I realize that that this experience was part of my individuation process as my ego was integrating itself with my subconscious. It is possible that is the entire explanation for my experience. However, I deeply felt and believed (and still do) that this process is reflective of a realm of reality that is much deeper and greater than mere psychological explanations (although they are a powerful medium through which the Divine can communicate with us). I have no idea where my journey will lead but I am enjoying the process.
Also, I find your comments about Jesus willingness to die compared to a willingness to live very interesting. My interpretation was that Jesus certainly wanted to live rather than die (the scene of agony in the Garden of Gethsemane) but that he in such a spiritual and psychological state that, while he had a desire, he was detached from the ultimate outcome if it served a broader purpose.
Thank you again for your thoughts Debra. I wish you a blessed and peaceful week!
“Adam and Eve putting their own pride and desires first, Jacob wresting with God, the Exodus from Egypt were not just a combination of ancient myth and history, they were actual reality that had been going on in my soul.”
That really resonates with me too.
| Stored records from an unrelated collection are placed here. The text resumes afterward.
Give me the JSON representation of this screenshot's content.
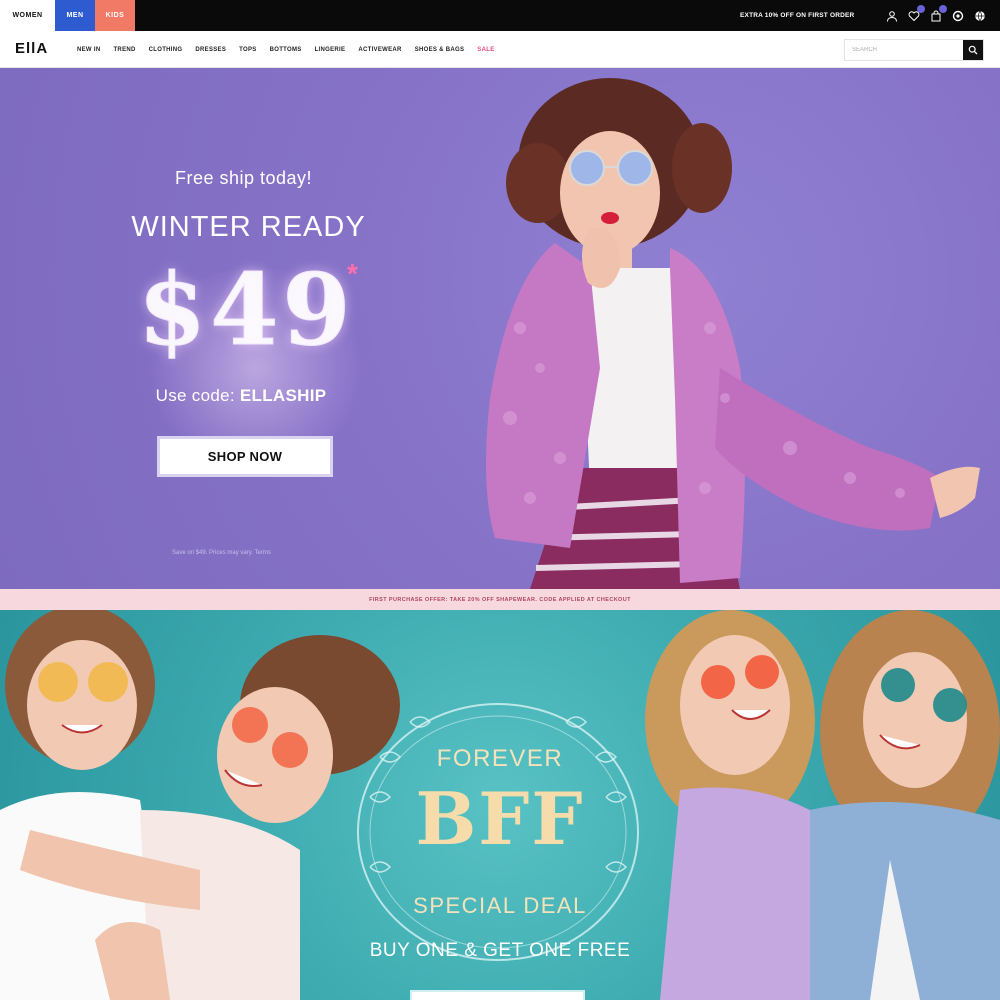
{
  "topbar": {
    "tabs": [
      {
        "label": "WOMEN",
        "color": "#ffffff"
      },
      {
        "label": "MEN",
        "color": "#2f5bd1"
      },
      {
        "label": "KIDS",
        "color": "#f07a66"
      }
    ],
    "promo": "EXTRA 10% OFF ON FIRST ORDER",
    "icons": [
      "user-icon",
      "heart-icon",
      "cart-icon",
      "headset-icon",
      "globe-icon"
    ]
  },
  "nav": {
    "logo": "EllA",
    "links": [
      "NEW IN",
      "TREND",
      "CLOTHING",
      "DRESSES",
      "TOPS",
      "BOTTOMS",
      "LINGERIE",
      "ACTIVEWEAR",
      "SHOES & BAGS",
      "SALE"
    ],
    "search_placeholder": "SEARCH"
  },
  "hero": {
    "subtitle": "Free ship today!",
    "title": "WINTER READY",
    "price": "$49",
    "price_mark": "*",
    "code_label": "Use code:",
    "code": "ELLASHIP",
    "button": "SHOP NOW",
    "fineprint": "Save on $49. Prices may vary. Terms",
    "accent": "#8673c8"
  },
  "promo_strip": "FIRST PURCHASE OFFER: TAKE 20% OFF SHAPEWEAR. CODE APPLIED AT CHECKOUT",
  "bff": {
    "line1": "FOREVER",
    "big": "BFF",
    "line2": "SPECIAL DEAL",
    "offer": "BUY ONE & GET ONE FREE",
    "accent": "#3eacb1"
  }
}
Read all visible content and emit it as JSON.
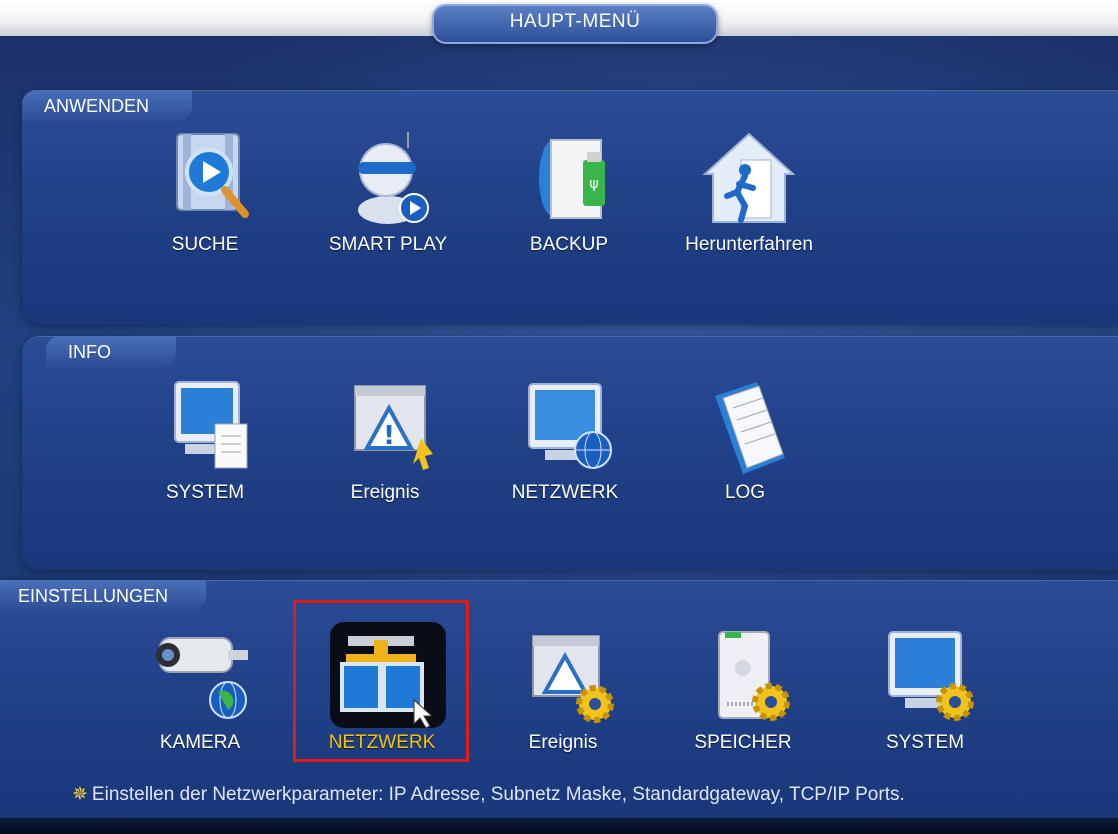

Thanks for putting it into words though. It’s as if the entire story of man lives through each of us, and yet we all have our unique time in history to relive the story in a new way.
Yes, I think Jesus wanted to live, but not only knew he had to die, but also that we die to be born to something bigger than we know here in our limited earthbound perspective.
Debra / William
The week is most certainly always an emotional journey of a week for me… I review the events and the deeper meaning is ever deeper within.
May your journey by prayer and contemplation draw you ever closer to His will.
note… I reply here because wordpress is un-evolved to allow a reply to many and to even to add a member that isn’t part of the thread
Thank you Eric!